Citation: Mudge C, Dallwitz R, Llamas B and Austin JJ (2020) Using Ancient DNA Analysis and Radiocarbon Dating to Determine the Provenance of an Unusual Whaling Artifact. Front. Ecol. Evol. 8:505233. doi: 10.3389/fevo.2020.505233
Received: 16 October 2019; Accepted: 24 August 2020;
Published: 11 September 2020.
Edited by:Gael Le Roux, UMR 5245 Laboratoire Ecologie Fonctionnelle et Environnement (ECOLAB), France
Reviewed by:Nic Rawlence, University of Otago, New Zealand
Andrea A. Cabrera, University of Copenhagen, Denmark
Copyright © 2020 Mudge, Dallwitz, Llamas and Austin. This is an open-access article distributed under the terms of the Creative Commons Attribution License (CC BY). The use, distribution or reproduction in other forums is permitted, provided the original author(s) and the copyright owner(s) are credited and that the original publication in this journal is cited, in accordance with accepted academic practice.
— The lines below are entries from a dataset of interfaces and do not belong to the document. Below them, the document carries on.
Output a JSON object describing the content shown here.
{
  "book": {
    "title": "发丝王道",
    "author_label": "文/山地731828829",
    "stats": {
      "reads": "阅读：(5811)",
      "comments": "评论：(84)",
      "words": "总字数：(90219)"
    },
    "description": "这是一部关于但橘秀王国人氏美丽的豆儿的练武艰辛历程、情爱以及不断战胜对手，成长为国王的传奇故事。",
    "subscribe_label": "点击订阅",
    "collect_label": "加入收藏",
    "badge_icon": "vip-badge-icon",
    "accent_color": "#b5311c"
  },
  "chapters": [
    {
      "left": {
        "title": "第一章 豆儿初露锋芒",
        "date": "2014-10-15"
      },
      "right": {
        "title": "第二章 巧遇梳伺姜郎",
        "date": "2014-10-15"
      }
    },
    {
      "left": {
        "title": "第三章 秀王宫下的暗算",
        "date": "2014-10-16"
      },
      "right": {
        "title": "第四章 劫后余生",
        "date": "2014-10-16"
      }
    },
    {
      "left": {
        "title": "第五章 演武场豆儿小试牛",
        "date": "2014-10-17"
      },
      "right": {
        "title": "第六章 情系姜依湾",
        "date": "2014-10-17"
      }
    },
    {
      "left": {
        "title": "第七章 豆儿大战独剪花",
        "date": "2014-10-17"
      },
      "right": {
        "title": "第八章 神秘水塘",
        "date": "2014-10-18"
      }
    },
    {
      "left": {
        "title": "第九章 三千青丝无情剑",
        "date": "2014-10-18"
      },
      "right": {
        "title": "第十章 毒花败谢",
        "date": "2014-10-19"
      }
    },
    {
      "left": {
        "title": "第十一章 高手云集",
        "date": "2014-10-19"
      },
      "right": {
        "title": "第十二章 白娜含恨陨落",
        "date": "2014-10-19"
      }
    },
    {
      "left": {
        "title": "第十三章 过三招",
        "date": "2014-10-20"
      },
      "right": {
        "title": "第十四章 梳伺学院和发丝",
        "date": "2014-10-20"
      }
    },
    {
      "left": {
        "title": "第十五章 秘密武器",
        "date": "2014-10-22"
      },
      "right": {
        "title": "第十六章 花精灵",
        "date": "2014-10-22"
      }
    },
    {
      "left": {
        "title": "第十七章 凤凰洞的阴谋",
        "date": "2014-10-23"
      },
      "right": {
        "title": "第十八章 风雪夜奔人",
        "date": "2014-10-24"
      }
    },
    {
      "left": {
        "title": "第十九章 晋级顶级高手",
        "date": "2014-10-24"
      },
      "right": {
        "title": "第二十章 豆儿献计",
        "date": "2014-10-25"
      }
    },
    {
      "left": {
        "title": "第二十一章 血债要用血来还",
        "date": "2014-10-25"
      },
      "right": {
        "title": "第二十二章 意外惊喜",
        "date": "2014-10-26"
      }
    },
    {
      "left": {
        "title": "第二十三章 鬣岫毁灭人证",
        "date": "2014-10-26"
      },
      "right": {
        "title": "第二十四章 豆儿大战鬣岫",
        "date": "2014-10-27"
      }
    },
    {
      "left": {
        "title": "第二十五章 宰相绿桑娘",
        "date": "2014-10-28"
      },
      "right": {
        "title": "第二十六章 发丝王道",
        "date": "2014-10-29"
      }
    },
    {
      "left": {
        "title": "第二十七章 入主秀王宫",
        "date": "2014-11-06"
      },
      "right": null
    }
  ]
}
No use, distribution or reproduction is permitted which does not comply with these terms.
*Correspondence: Caitlin Mudge, firstname.lastname@example.org